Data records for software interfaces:
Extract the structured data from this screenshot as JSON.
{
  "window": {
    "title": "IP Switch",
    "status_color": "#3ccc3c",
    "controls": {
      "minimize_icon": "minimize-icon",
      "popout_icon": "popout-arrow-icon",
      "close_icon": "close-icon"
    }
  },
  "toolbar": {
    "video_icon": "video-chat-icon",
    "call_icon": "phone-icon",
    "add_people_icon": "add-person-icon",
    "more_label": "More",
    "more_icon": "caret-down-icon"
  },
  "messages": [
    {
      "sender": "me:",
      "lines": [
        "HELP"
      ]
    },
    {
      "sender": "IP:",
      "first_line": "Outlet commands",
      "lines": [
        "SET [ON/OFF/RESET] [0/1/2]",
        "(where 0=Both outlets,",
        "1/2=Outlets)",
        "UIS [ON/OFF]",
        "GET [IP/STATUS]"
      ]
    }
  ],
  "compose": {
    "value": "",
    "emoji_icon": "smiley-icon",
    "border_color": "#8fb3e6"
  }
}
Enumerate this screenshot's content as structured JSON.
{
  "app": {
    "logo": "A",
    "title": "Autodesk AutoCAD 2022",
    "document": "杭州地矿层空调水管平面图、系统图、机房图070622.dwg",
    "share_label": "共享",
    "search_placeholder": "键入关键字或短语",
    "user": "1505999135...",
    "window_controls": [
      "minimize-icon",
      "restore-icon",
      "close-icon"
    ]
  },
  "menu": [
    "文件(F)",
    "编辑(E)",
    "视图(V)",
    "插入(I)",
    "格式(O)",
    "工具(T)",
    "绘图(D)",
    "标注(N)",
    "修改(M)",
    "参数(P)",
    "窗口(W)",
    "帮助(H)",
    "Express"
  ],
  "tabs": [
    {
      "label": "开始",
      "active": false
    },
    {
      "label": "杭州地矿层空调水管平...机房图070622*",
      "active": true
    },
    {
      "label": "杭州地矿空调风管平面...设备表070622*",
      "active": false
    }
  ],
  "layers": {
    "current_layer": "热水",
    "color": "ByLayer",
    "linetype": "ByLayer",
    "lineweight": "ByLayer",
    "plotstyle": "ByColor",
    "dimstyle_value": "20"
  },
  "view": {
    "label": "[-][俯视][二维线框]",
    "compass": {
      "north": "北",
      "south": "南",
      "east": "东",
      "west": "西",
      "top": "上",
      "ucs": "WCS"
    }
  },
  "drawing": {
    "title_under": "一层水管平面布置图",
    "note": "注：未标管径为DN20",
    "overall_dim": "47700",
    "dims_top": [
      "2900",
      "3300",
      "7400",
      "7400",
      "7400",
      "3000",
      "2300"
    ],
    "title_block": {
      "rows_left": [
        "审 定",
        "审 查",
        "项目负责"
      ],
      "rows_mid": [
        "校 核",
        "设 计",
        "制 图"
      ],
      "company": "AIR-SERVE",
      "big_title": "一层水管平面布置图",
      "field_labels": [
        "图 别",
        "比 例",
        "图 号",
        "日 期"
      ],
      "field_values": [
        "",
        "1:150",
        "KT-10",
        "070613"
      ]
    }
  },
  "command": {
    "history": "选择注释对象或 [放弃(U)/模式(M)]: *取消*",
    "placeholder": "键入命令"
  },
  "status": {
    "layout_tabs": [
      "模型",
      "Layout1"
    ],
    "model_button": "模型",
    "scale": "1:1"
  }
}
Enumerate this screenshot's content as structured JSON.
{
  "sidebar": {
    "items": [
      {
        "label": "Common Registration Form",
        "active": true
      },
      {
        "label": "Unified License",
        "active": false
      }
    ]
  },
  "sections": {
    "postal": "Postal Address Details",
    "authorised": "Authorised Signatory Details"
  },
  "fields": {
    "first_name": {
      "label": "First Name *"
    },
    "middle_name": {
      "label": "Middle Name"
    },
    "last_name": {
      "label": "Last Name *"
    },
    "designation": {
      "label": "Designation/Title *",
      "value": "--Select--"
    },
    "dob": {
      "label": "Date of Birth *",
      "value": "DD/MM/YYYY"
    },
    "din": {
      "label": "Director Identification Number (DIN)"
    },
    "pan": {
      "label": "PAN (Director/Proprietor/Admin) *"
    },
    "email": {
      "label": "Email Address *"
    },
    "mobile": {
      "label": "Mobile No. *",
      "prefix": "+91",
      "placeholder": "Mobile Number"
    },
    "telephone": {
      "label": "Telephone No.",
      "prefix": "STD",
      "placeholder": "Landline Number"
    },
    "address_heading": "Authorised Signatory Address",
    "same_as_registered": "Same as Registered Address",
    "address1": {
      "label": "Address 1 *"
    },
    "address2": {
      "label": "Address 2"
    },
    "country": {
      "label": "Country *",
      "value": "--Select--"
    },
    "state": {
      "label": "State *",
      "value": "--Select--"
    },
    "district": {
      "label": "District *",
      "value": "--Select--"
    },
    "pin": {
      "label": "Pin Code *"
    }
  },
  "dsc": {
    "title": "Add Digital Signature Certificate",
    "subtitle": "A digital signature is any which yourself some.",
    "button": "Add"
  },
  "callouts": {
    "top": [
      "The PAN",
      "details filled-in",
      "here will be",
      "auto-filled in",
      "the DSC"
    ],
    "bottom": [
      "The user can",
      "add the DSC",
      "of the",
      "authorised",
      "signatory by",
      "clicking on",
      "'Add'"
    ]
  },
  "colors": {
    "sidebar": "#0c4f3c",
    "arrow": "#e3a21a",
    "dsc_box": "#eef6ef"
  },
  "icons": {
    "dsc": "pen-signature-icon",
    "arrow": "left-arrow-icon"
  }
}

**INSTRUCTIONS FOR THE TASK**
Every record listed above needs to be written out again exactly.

**SOLUTION FOR THIS PROBLEM**
Extract the structured data from this screenshot as JSON.
{
  "window": {
    "title": "IP Switch",
    "status_color": "#3ccc3c",
    "controls": {
      "minimize_icon": "minimize-icon",
      "popout_icon": "popout-arrow-icon",
      "close_icon": "close-icon"
    }
  },
  "toolbar": {
    "video_icon": "video-chat-icon",
    "call_icon": "phone-icon",
    "add_people_icon": "add-person-icon",
    "more_label": "More",
    "more_icon": "caret-down-icon"
  },
  "messages": [
    {
      "sender": "me:",
      "lines": [
        "HELP"
      ]
    },
    {
      "sender": "IP:",
      "first_line": "Outlet commands",
      "lines": [
        "SET [ON/OFF/RESET] [0/1/2]",
        "(where 0=Both outlets,",
        "1/2=Outlets)",
        "UIS [ON/OFF]",
        "GET [IP/STATUS]"
      ]
    }
  ],
  "compose": {
    "value": "",
    "emoji_icon": "smiley-icon",
    "border_color": "#8fb3e6"
  }
}
Enumerate this screenshot's content as structured JSON.
{
  "app": {
    "logo": "A",
    "title": "Autodesk AutoCAD 2022",
    "document": "杭州地矿层空调水管平面图、系统图、机房图070622.dwg",
    "share_label": "共享",
    "search_placeholder": "键入关键字或短语",
    "user": "1505999135...",
    "window_controls": [
      "minimize-icon",
      "restore-icon",
      "close-icon"
    ]
  },
  "menu": [
    "文件(F)",
    "编辑(E)",
    "视图(V)",
    "插入(I)",
    "格式(O)",
    "工具(T)",
    "绘图(D)",
    "标注(N)",
    "修改(M)",
    "参数(P)",
    "窗口(W)",
    "帮助(H)",
    "Express"
  ],
  "tabs": [
    {
      "label": "开始",
      "active": false
    },
    {
      "label": "杭州地矿层空调水管平...机房图070622*",
      "active": true
    },
    {
      "label": "杭州地矿空调风管平面...设备表070622*",
      "active": false
    }
  ],
  "layers": {
    "current_layer": "热水",
    "color": "ByLayer",
    "linetype": "ByLayer",
    "lineweight": "ByLayer",
    "plotstyle": "ByColor",
    "dimstyle_value": "20"
  },
  "view": {
    "label": "[-][俯视][二维线框]",
    "compass": {
      "north": "北",
      "south": "南",
      "east": "东",
      "west": "西",
      "top": "上",
      "ucs": "WCS"
    }
  },
  "drawing": {
    "title_under": "一层水管平面布置图",
    "note": "注：未标管径为DN20",
    "overall_dim": "47700",
    "dims_top": [
      "2900",
      "3300",
      "7400",
      "7400",
      "7400",
      "3000",
      "2300"
    ],
    "title_block": {
      "rows_left": [
        "审 定",
        "审 查",
        "项目负责"
      ],
      "rows_mid": [
        "校 核",
        "设 计",
        "制 图"
      ],
      "company": "AIR-SERVE",
      "big_title": "一层水管平面布置图",
      "field_labels": [
        "图 别",
        "比 例",
        "图 号",
        "日 期"
      ],
      "field_values": [
        "",
        "1:150",
        "KT-10",
        "070613"
      ]
    }
  },
  "command": {
    "history": "选择注释对象或 [放弃(U)/模式(M)]: *取消*",
    "placeholder": "键入命令"
  },
  "status": {
    "layout_tabs": [
      "模型",
      "Layout1"
    ],
    "model_button": "模型",
    "scale": "1:1"
  }
}
Enumerate this screenshot's content as structured JSON.
{
  "sidebar": {
    "items": [
      {
        "label": "Common Registration Form",
        "active": true
      },
      {
        "label": "Unified License",
        "active": false
      }
    ]
  },
  "sections": {
    "postal": "Postal Address Details",
    "authorised": "Authorised Signatory Details"
  },
  "fields": {
    "first_name": {
      "label": "First Name *"
    },
    "middle_name": {
      "label": "Middle Name"
    },
    "last_name": {
      "label": "Last Name *"
    },
    "designation": {
      "label": "Designation/Title *",
      "value": "--Select--"
    },
    "dob": {
      "label": "Date of Birth *",
      "value": "DD/MM/YYYY"
    },
    "din": {
      "label": "Director Identification Number (DIN)"
    },
    "pan": {
      "label": "PAN (Director/Proprietor/Admin) *"
    },
    "email": {
      "label": "Email Address *"
    },
    "mobile": {
      "label": "Mobile No. *",
      "prefix": "+91",
      "placeholder": "Mobile Number"
    },
    "telephone": {
      "label": "Telephone No.",
      "prefix": "STD",
      "placeholder": "Landline Number"
    },
    "address_heading": "Authorised Signatory Address",
    "same_as_registered": "Same as Registered Address",
    "address1": {
      "label": "Address 1 *"
    },
    "address2": {
      "label": "Address 2"
    },
    "country": {
      "label": "Country *",
      "value": "--Select--"
    },
    "state": {
      "label": "State *",
      "value": "--Select--"
    },
    "district": {
      "label": "District *",
      "value": "--Select--"
    },
    "pin": {
      "label": "Pin Code *"
    }
  },
  "dsc": {
    "title": "Add Digital Signature Certificate",
    "subtitle": "A digital signature is any which yourself some.",
    "button": "Add"
  },
  "callouts": {
    "top": [
      "The PAN",
      "details filled-in",
      "here will be",
      "auto-filled in",
      "the DSC"
    ],
    "bottom": [
      "The user can",
      "add the DSC",
      "of the",
      "authorised",
      "signatory by",
      "clicking on",
      "'Add'"
    ]
  },
  "colors": {
    "sidebar": "#0c4f3c",
    "arrow": "#e3a21a",
    "dsc_box": "#eef6ef"
  },
  "icons": {
    "dsc": "pen-signature-icon",
    "arrow": "left-arrow-icon"
  }
}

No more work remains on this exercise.